• **EXTRACTED RECORDS**

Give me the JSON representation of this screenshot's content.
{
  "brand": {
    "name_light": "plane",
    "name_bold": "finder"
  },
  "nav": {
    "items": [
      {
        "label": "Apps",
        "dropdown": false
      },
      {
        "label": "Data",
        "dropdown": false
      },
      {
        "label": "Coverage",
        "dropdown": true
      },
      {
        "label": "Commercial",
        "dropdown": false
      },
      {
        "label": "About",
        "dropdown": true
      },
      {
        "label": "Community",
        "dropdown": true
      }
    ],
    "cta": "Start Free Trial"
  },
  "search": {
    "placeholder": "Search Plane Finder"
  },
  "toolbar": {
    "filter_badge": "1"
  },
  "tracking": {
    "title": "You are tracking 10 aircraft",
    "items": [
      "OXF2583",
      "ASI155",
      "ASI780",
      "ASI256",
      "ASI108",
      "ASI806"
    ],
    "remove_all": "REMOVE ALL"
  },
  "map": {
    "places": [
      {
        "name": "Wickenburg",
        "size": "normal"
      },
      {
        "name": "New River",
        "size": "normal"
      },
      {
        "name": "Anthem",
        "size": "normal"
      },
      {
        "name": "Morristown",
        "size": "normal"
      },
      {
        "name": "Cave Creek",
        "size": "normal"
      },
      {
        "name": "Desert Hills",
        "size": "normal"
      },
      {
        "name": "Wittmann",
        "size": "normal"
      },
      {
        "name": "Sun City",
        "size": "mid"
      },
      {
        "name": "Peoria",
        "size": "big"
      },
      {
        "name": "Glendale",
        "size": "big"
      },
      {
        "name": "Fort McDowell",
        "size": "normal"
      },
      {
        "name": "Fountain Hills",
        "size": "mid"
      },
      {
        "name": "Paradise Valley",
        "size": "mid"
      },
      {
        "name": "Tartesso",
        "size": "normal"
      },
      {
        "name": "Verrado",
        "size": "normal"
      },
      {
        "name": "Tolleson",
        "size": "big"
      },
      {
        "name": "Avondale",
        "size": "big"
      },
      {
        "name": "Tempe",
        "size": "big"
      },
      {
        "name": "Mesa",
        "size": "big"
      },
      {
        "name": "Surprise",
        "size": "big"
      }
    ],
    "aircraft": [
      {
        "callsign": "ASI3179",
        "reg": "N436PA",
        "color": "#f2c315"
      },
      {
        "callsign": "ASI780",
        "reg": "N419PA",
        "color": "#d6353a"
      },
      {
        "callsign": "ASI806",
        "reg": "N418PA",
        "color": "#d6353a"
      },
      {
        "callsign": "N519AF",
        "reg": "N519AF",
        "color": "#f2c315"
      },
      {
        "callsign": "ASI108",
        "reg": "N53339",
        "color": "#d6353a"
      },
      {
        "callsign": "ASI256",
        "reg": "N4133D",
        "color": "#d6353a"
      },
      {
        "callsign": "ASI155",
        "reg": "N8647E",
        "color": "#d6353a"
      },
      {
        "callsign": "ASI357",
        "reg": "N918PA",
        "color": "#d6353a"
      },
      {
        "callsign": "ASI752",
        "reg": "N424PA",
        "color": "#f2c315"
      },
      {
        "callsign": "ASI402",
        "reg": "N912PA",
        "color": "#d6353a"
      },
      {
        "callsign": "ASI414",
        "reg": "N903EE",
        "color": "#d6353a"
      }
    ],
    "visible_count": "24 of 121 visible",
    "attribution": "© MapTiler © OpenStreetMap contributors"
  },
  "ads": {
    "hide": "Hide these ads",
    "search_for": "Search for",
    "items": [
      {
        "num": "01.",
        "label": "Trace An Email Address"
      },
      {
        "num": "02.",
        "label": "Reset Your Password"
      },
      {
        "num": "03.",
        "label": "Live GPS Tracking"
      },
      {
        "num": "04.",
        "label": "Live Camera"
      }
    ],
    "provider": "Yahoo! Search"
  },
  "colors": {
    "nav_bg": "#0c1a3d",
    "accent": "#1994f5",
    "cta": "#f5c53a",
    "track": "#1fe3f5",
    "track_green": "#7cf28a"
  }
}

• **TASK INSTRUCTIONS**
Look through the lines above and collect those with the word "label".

• **TASK RESULT**
        "label": "Apps",
        "label": "Data",
        "label": "Coverage",
        "label": "Commercial",
        "label": "About",
        "label": "Community",
        "label": "Trace An Email Address"
        "label": "Reset Your Password"
        "label": "Live GPS Tracking"
        "label": "Live Camera"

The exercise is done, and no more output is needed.